Entries from a dataset of interfaces:
* * *

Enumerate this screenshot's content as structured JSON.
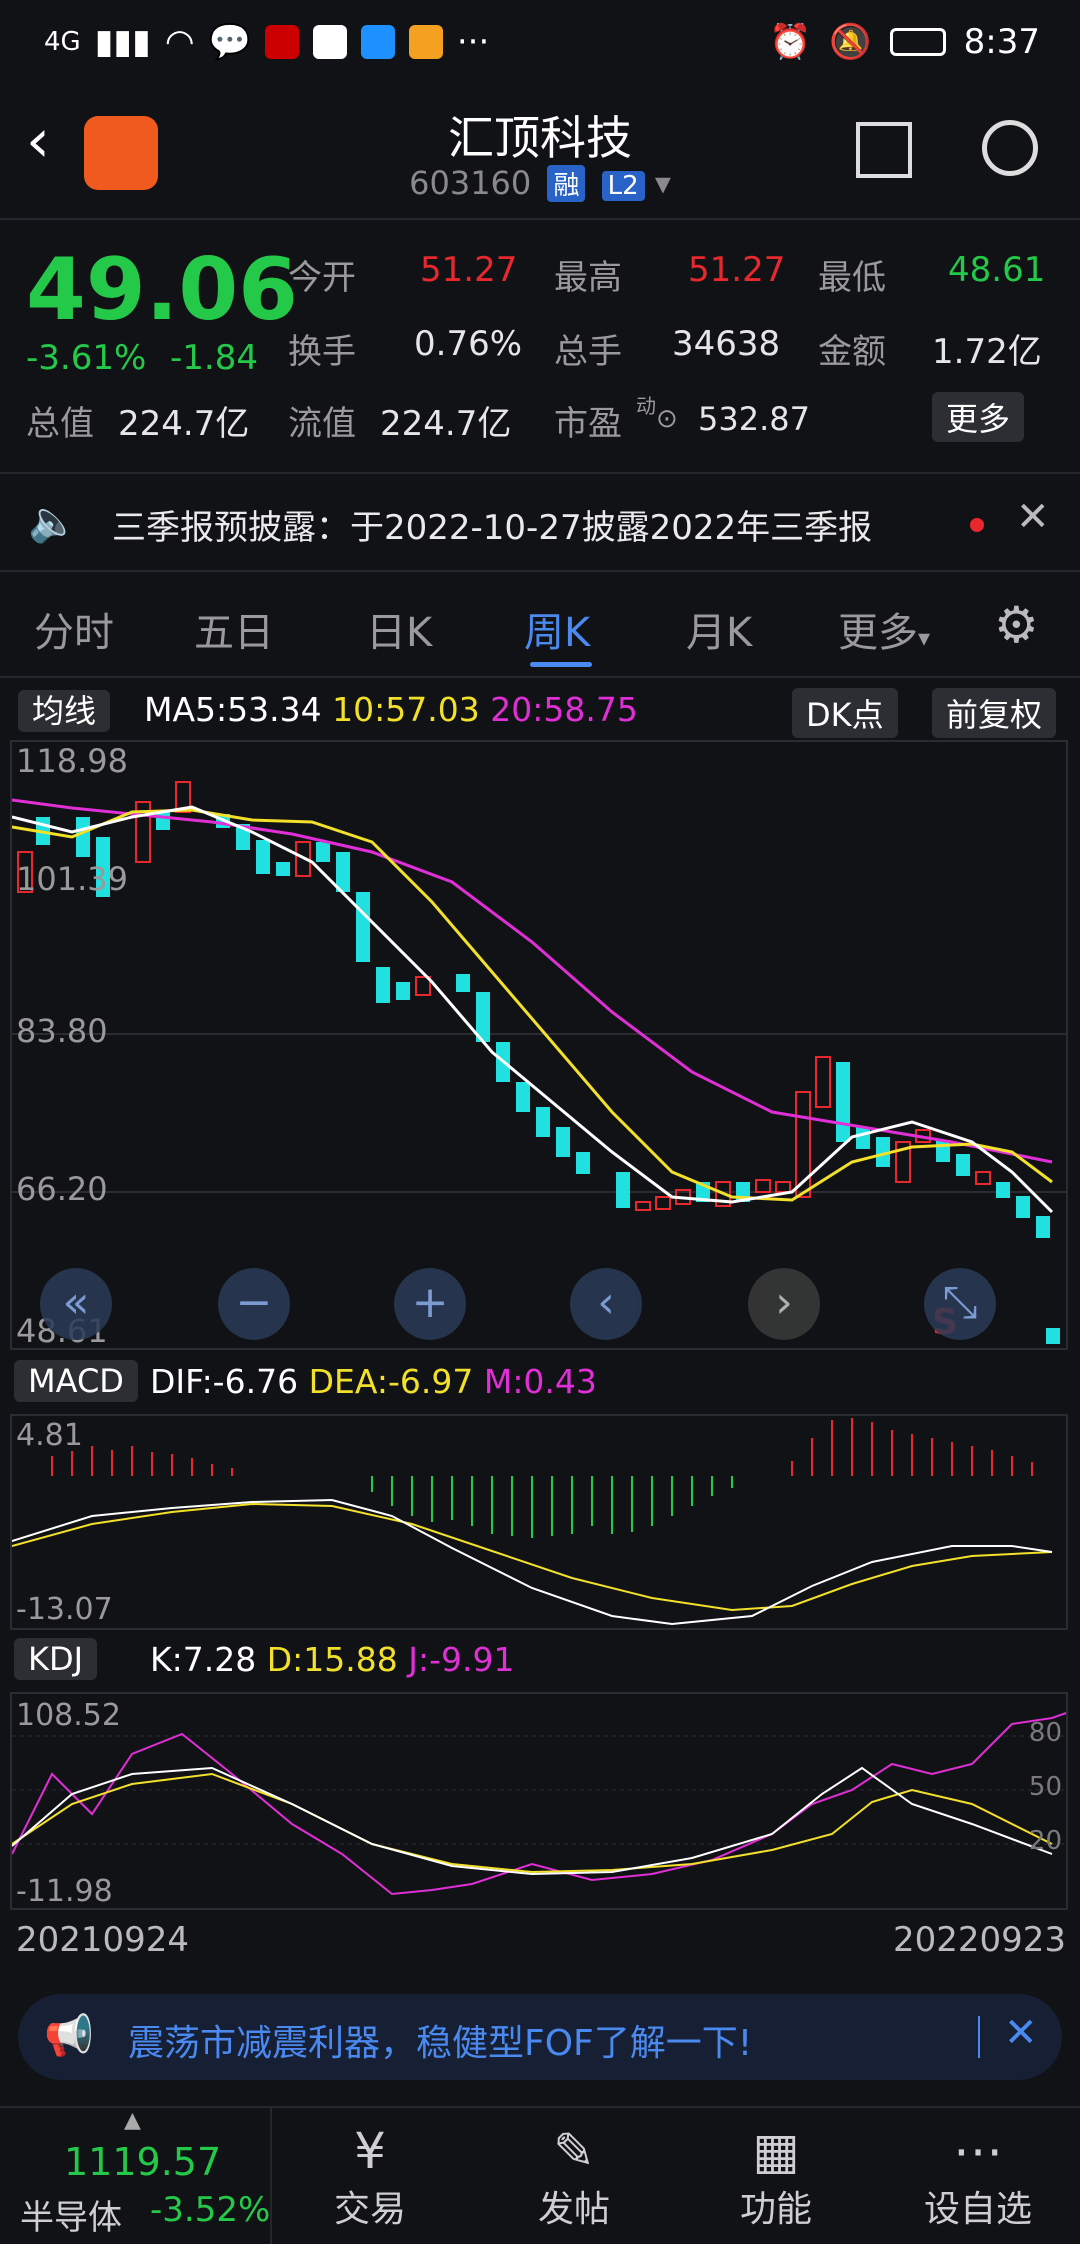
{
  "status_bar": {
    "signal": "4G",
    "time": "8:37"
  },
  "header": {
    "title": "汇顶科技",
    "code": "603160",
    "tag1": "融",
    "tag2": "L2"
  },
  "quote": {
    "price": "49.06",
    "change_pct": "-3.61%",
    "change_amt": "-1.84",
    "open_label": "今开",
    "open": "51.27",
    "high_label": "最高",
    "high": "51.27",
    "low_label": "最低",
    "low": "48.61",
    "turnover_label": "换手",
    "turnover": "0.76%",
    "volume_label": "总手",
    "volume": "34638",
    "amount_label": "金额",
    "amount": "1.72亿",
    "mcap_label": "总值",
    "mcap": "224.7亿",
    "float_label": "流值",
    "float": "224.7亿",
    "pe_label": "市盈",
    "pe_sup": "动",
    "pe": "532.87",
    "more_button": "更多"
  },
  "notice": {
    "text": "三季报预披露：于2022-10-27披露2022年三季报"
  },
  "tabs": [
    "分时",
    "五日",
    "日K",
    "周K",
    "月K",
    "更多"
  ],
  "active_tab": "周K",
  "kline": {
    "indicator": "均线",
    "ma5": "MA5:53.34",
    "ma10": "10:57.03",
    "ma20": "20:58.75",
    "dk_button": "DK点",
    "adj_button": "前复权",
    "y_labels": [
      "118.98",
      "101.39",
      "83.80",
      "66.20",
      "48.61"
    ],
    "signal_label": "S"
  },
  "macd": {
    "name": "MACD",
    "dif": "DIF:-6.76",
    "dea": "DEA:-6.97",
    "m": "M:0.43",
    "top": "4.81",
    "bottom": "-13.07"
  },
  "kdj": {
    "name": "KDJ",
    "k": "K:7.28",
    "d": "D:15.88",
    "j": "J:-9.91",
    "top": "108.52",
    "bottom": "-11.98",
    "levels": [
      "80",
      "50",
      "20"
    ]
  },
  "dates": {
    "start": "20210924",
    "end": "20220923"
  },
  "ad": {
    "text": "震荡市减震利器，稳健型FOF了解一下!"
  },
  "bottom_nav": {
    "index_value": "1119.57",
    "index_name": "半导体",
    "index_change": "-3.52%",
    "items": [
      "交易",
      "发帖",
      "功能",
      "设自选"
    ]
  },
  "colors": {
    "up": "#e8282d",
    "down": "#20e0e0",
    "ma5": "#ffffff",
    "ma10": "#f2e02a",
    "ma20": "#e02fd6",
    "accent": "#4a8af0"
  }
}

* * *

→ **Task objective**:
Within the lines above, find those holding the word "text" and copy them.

→ **Exercise answer**:
    "text": "三季报预披露：于2022-10-27披露2022年三季报"
    "text": "震荡市减震利器，稳健型FOF了解一下!"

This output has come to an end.